  • Down the Drain: Teachers can register their classes for this resource and let their students compare their water usage to the water usage of other people around the world. More than 50 classes have registered for this project as of December 2011.

  • DC Water for Kids: Parents and teachers can use the coloring pages, workbook sheets, activity pages, and lessons to teach kids about using water wisely.

  • Kids and Conservation: This page answers some of the most common questions about water and water conservation in terms kids can understand.

  • Water Conservation Around the House: This interactive page allows kids to reveal water conservation tips by clicking on the different rooms of a house.

  • Water Splash (PDF): This is a full-length booklet that includes information and activities to help parents and teachers explain water conservation to kids.

  • Water Conservation Activity Book (PDF): This activity book includes facts, quizzes, and activities to help kids learn about water conservation and the water cycle.

  • Water Conservation Kids Corner: This interactive resource includes games and quizzes to get kids interested in water conservation.

  • Water Conservation Activities and Resources for Students: This resource from the Arizona Department of Water Resources links to fact sheets, crossword puzzles, games, coloring books, activities, and booklets teachers and parents can use to spark an interest in water conservation.

  • Water Theme Resources: This resource offers printable activities to use with children ages 2 to 5.

  • 10 Fun Conservation Activities: This resource lists several ways for parents and teachers to help kids learn about wildlife conservation, energy conservation, and water conservation.

  • Life in the Desert: This activity will help kids learn about how the water supply affects animals. The activity requires students to make and measure their observations.

  • Water Conservation for Children: This resource discusses the water cycle in kid-friendly terminology. It also tells kids how they can help conserve water.

The Water Cycle

  • Water Cycle Activities (PDF): This resource, prepared by a teacher, lists several activities teachers can use to teach water conservation.

  • Water Cycle Diagram: This labeled water cycle diagram also includes a list of terminology related to the water cycle. This is ideal for use as a classroom handout.

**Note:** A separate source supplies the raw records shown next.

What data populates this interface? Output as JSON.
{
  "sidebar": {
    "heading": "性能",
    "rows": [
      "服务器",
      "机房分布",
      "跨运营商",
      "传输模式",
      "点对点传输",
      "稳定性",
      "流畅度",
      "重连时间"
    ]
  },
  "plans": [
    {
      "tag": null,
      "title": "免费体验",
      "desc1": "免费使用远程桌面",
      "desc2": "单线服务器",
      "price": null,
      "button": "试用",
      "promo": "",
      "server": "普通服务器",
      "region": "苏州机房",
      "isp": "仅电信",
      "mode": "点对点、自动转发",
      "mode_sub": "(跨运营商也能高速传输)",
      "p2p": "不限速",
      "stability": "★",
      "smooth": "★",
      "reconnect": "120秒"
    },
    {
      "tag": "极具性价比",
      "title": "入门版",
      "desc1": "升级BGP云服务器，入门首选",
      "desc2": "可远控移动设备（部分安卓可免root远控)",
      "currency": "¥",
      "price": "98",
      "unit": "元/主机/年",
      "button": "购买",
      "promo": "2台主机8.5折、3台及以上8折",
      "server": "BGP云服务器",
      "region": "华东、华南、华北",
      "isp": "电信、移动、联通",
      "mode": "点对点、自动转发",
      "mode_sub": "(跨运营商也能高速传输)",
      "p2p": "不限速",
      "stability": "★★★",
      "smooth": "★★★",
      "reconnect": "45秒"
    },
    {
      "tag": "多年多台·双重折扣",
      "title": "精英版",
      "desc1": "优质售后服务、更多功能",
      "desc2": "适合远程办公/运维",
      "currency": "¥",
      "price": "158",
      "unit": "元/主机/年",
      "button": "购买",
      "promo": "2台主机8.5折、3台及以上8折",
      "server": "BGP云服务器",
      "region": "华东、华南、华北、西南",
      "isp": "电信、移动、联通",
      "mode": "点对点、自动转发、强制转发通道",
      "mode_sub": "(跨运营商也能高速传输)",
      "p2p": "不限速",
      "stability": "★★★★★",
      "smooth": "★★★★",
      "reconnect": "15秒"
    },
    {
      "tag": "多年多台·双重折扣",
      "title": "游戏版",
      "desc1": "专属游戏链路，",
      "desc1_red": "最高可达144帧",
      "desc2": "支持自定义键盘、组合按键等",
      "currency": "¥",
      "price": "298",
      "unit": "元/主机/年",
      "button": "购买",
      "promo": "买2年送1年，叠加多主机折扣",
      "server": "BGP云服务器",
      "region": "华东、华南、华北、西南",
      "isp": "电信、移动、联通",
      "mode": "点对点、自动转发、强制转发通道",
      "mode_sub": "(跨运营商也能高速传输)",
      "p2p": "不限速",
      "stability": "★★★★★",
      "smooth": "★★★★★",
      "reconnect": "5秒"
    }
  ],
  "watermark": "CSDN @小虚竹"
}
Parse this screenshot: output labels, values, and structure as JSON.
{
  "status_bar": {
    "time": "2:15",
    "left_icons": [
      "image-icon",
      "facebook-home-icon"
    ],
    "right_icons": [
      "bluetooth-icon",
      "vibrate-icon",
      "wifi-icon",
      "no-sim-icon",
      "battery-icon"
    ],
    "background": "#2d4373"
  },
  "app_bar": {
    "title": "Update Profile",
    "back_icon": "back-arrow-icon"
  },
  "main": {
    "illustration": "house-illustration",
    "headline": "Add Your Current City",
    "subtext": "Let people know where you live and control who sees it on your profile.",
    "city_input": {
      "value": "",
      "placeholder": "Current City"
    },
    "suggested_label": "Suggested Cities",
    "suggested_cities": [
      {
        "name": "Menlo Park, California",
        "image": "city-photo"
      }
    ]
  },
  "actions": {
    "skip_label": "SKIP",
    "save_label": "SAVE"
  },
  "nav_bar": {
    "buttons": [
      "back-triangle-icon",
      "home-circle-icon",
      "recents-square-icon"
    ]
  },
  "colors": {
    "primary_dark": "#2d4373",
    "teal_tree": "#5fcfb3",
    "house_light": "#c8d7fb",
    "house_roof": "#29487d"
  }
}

  • The Water Cycle: The U.S. Geological Survey explains what the water cycle is and where water comes from.

  • Animated Water Cycle: This animated water cycle diagram allows kids to click on different parts of the cycle to see how water changes form and moves.

  • Droplet and Water Cycle: This NASA resource explains the water cycle in a story format, making it a kid-friendly resource.

  • Round & Round it Goes: This kid-friendly resource shows the water cycle in a diagram. It also includes quizzes and word searches to making learning about the water cycle fun.

  • Water Cycle Lesson: This interactive resource allows students to play a video that explains the water cycle in detail.

  • Water Cycle Worksheets: This resource offers several water cycle worksheets in PDF format.

  • Wonderful Water: Teachers can use this activity to help kids learn about the water cycle. The resource includes a grading rubric to help teachers grade this activity fairly.

  • Water Cycle Song: This resource includes lyrics and a sound file for a song about the water cycle. Singing this song in class can help make learning about the water cycle fun.

  • Water Cycle Fill-In: This activity asks kids to read a resource and fill in the answers to the questions. It also includes a short answer section.